Mr Rumsfeld, who until now has kept clear of the political arena, says he twice offered his resignation to the president after the Abu Ghraib affair, which revealed egregious abuse of Iraqi prisoners by American soldiers in the now-infamous facility. He was twice turned down.
"Abu Ghraib and its follow-on effects, including the continued drum-beat of 'torture' maintained by partisan critics of the war and the president, became a damaging distraction," he says.
"More than anything else I have failed to do, and even amid my pride in the many important things that we did accomplish, I regret that I did not leave at that point."
Returning to the policy-makers, he accuses Ms Rice of failing to tell Mr Bush how things really were, papering over differences of opinion. He also describes the rift between the State Department, led by Mr Powell, and the Pentagon on post-invasion strategy. The former favoured a slow transition towards giving power back to the Iraqis while, under Mr Rumsfeld, the Pentagon wanted to see an interim government set up much faster.
Paul Bremer, who ran occupied Iraq for the first year, apparently did not enjoy Mr Rumsfeld's unfettered admiration.

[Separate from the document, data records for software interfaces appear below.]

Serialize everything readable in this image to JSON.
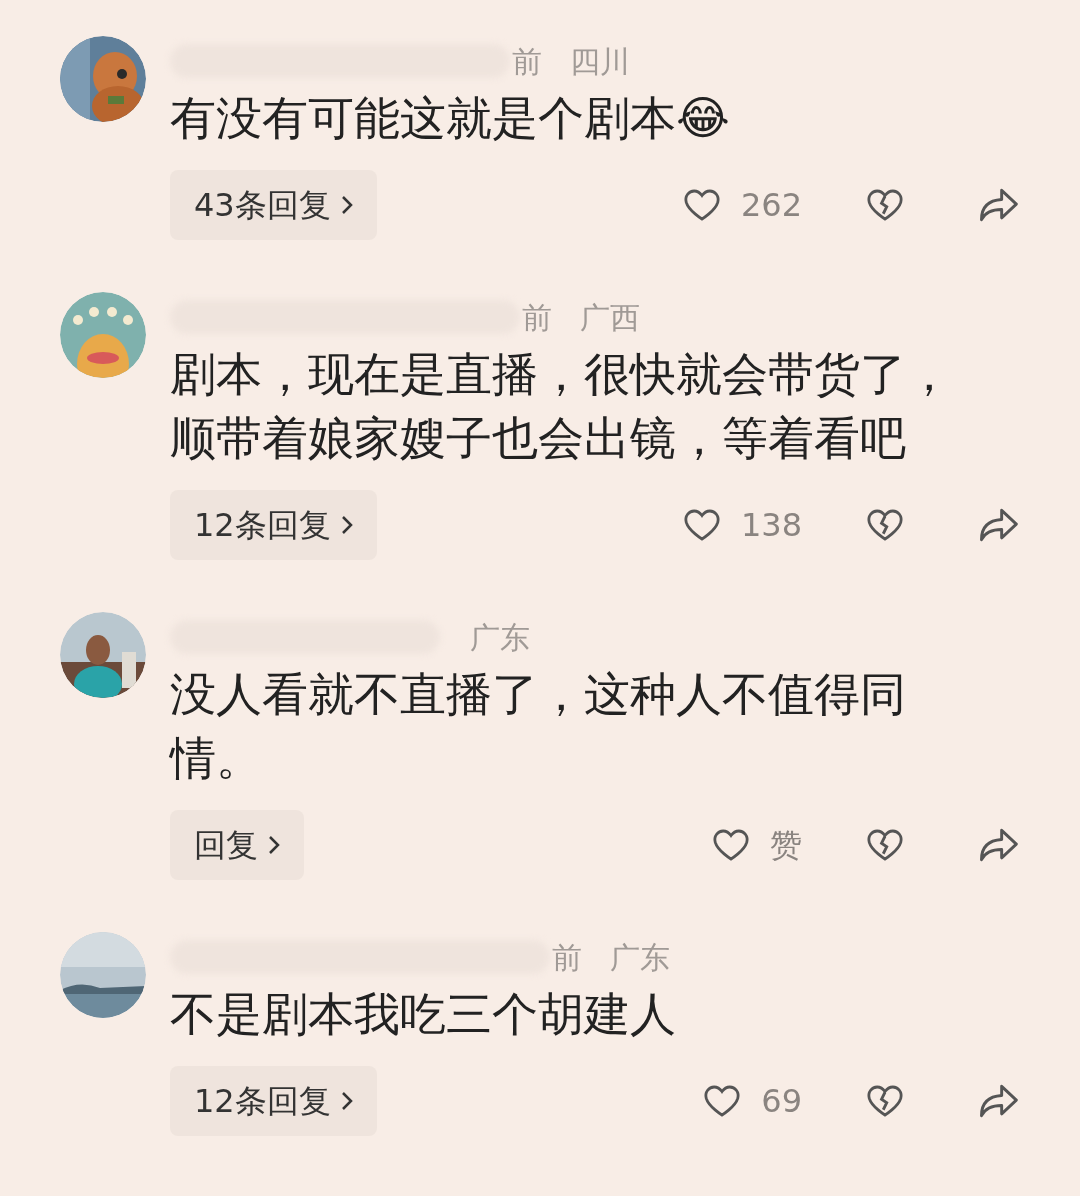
{
  "comments": [
    {
      "avatar": {
        "kind": "cartoon"
      },
      "time": "前",
      "location": "四川",
      "text": "有没有可能这就是个剧本😂",
      "replies": "43条回复",
      "likes": "262"
    },
    {
      "avatar": {
        "kind": "monster"
      },
      "time": "前",
      "location": "广西",
      "text": "剧本，现在是直播，很快就会带货了，顺带着娘家嫂子也会出镜，等着看吧",
      "replies": "12条回复",
      "likes": "138"
    },
    {
      "avatar": {
        "kind": "person"
      },
      "location": "广东",
      "text": "没人看就不直播了，这种人不值得同情。",
      "replies": "回复",
      "likes": "赞"
    },
    {
      "avatar": {
        "kind": "landscape"
      },
      "time": "前",
      "location": "广东",
      "text": "不是剧本我吃三个胡建人",
      "replies": "12条回复",
      "likes": "69"
    }
  ]
}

The author faults Mr Bremer for taking steps to delay any transfer of authority back to the Iraqis, saying this "inadvertently stoked nationalist resentments and fanned the embers of what would become the Iraqi insurgency". There are also references to Mr Bremer by-passing Mr Rumsfeld in his dealings with Washington.
Some of the book is dedicated to Guantanamo Bay and the controversies that erupted over the handling by the US of detainees from Iraq and the so-called War on Terror.
He suggests that the White House should have done more to involve Congress in setting new guidelines. "Looking back, I see there are things the administration could have done differently and better with respect to wartime detention," he writes.
As regards the dispute with Mr McCain and others over troop levels in Iraq, Mr Rumsfeld asserts that if the commanders wanted more soldiers they never told him that they did. Even so, he writes, "there may have been times when more troops could have helped".
Mr Rumsfeld's book follows a similar tome by President Bush, in which the former commander-in-chief offered a robust defence of the Iraq war and few mea culpas.
What he said...
... on wartime detainees
2002 "I haven't found a single scrap of any kind of information that suggests that anyone has been treated anything other than humanely."
Now "Looking back, I see there are things the administration could have done differently and better with respect to wartime detention."
... on President Bush
2003 Rumsfeld praised Bush's "eloquent and unwavering leadership".
Now "[Bush] did not always receive, and may not have insisted on, a timely consideration of options before he made a decision, nor did he always receive effective implementation of decisions he made."
... on tackling looters in Baghdad
2003 "Think what's happened in our cities when we've had riots, and problems, and looting. Stuff happens!"
Now "In retrospect, there may have been times when more troops could have helped."